◆ **About this task**: In the lines below, count those containing the word "search" and give the number alone.

[Entries from a dataset of interfaces]
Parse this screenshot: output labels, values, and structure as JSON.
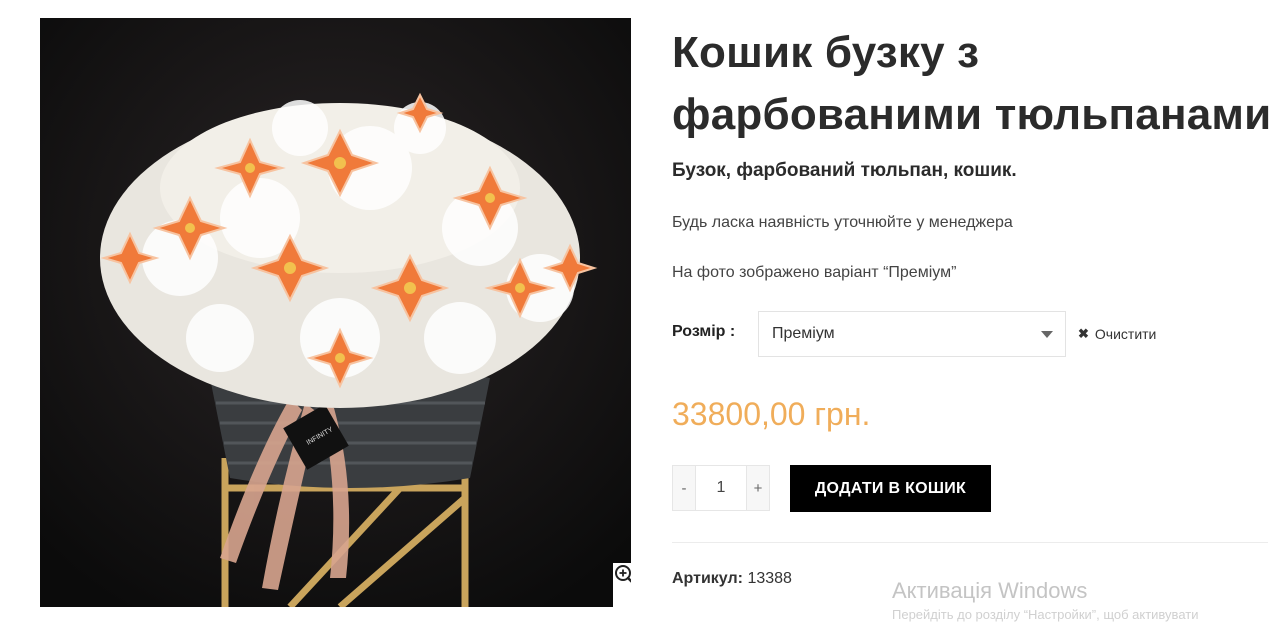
{
  "product": {
    "title": "Кошик бузку з фарбованими тюльпанами",
    "subtitle": "Бузок, фарбований тюльпан, кошик.",
    "note_availability": "Будь ласка наявність уточнюйте у менеджера",
    "note_photo": "На фото зображено варіант “Преміум”",
    "size_label": "Розмір",
    "size_value": "Преміум",
    "clear_label": "Очистити",
    "price": "33800,00 грн.",
    "qty_minus": "-",
    "qty_value": "1",
    "qty_plus": "+",
    "add_to_cart": "ДОДАТИ В КОШИК",
    "sku_label": "Артикул:",
    "sku_value": "13388"
  },
  "image": {
    "zoom_icon": "zoom-in-icon",
    "card_text": "INFINITY"
  },
  "windows_overlay": {
    "title": "Активація Windows",
    "subtitle": "Перейдіть до розділу “Настройки”, щоб активувати"
  },
  "colors": {
    "price": "#f0ad5a",
    "button_bg": "#000000",
    "photo_bg": "#0f0f0f"
  }
}
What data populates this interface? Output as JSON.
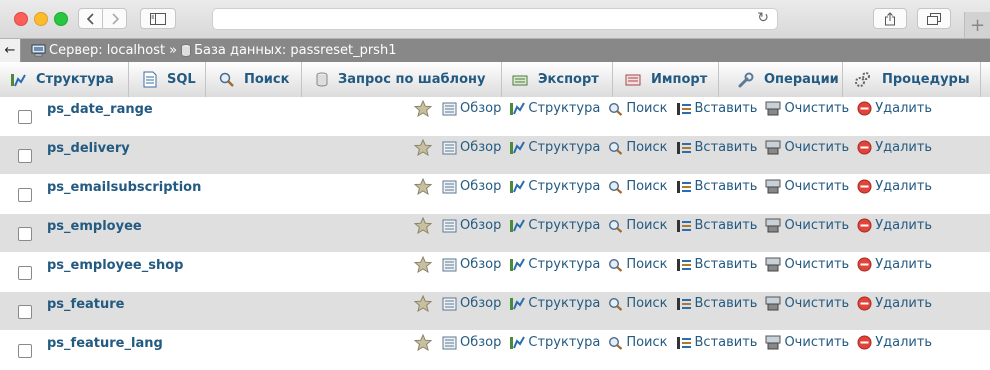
{
  "breadcrumb": {
    "back": "←",
    "server": "Сервер: localhost",
    "separator": "»",
    "database": "База данных: passreset_prsh1"
  },
  "tabs": [
    {
      "label": "Структура",
      "icon": "structure-icon"
    },
    {
      "label": "SQL",
      "icon": "sql-icon"
    },
    {
      "label": "Поиск",
      "icon": "search-icon"
    },
    {
      "label": "Запрос по шаблону",
      "icon": "query-icon"
    },
    {
      "label": "Экспорт",
      "icon": "export-icon"
    },
    {
      "label": "Импорт",
      "icon": "import-icon"
    },
    {
      "label": "Операции",
      "icon": "wrench-icon"
    },
    {
      "label": "Процедуры",
      "icon": "routines-icon"
    }
  ],
  "actions": {
    "browse": "Обзор",
    "structure": "Структура",
    "search": "Поиск",
    "insert": "Вставить",
    "empty": "Очистить",
    "drop": "Удалить"
  },
  "tables": [
    {
      "name": "ps_date_range"
    },
    {
      "name": "ps_delivery"
    },
    {
      "name": "ps_emailsubscription"
    },
    {
      "name": "ps_employee"
    },
    {
      "name": "ps_employee_shop"
    },
    {
      "name": "ps_feature"
    },
    {
      "name": "ps_feature_lang"
    }
  ]
}
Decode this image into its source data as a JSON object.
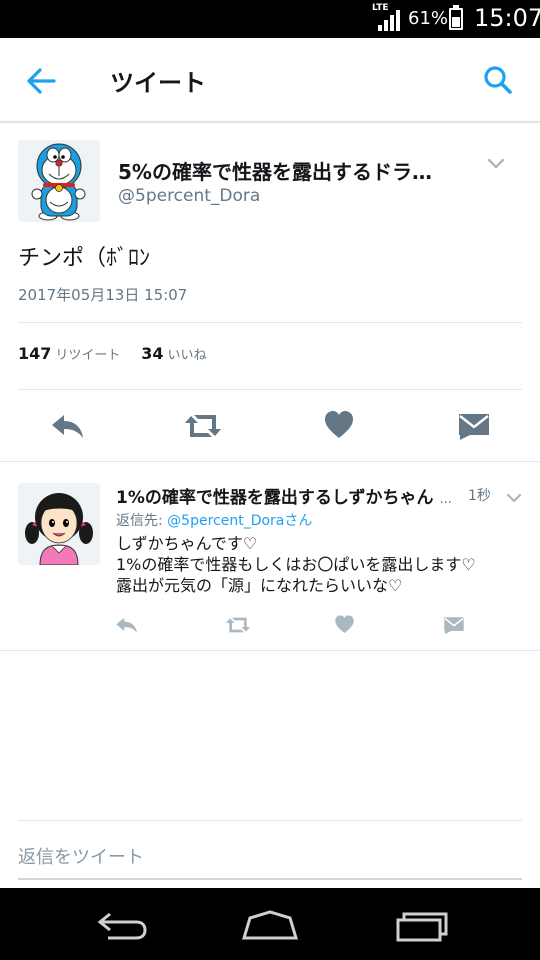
{
  "status_bar": {
    "network": "LTE",
    "battery_percent": "61%",
    "battery_level": 0.61,
    "time": "15:07"
  },
  "header": {
    "title": "ツイート",
    "back_icon": "arrow-left-icon",
    "search_icon": "search-icon"
  },
  "main_tweet": {
    "display_name": "5%の確率で性器を露出するドラ…",
    "handle": "@5percent_Dora",
    "text": "チンポ（ﾎﾞﾛﾝ",
    "timestamp": "2017年05月13日 15:07",
    "retweet_count": "147",
    "retweet_label": "リツイート",
    "like_count": "34",
    "like_label": "いいね",
    "actions": [
      "reply-icon",
      "retweet-icon",
      "heart-icon",
      "dm-icon"
    ]
  },
  "reply_tweet": {
    "display_name": "1%の確率で性器を露出するしずかちゃん",
    "handle_tail": "...",
    "time": "1秒",
    "reply_to_prefix": "返信先:",
    "reply_to_user": "@5percent_Doraさん",
    "text": "しずかちゃんです♡\n1%の確率で性器もしくはお〇ぱいを露出します♡\n露出が元気の「源」になれたらいいな♡"
  },
  "compose": {
    "placeholder": "返信をツイート"
  },
  "nav_bar": {
    "icons": [
      "back-nav-icon",
      "home-nav-icon",
      "recents-nav-icon"
    ]
  },
  "colors": {
    "accent": "#1da1f2",
    "icon_gray": "#657786",
    "light_icon": "#aab8c2"
  }
}
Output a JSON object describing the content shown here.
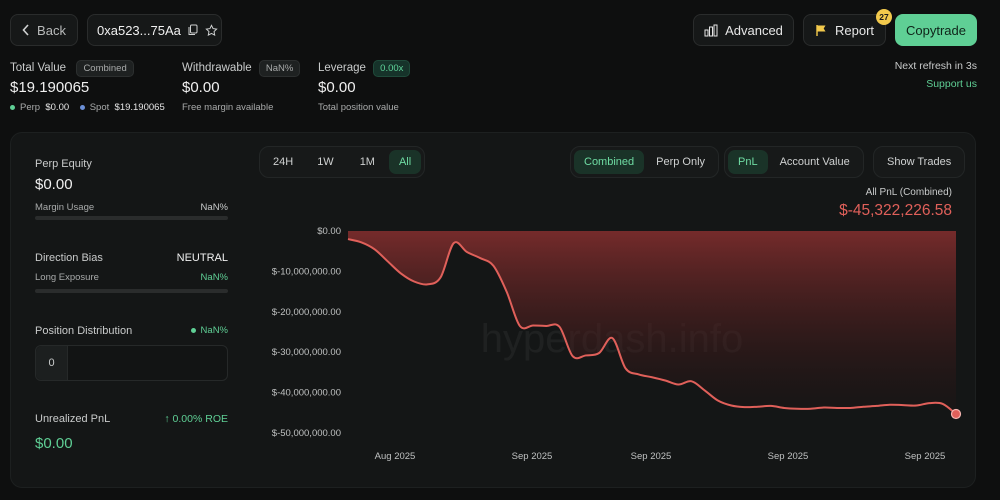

◆ **Solution for this task**: 3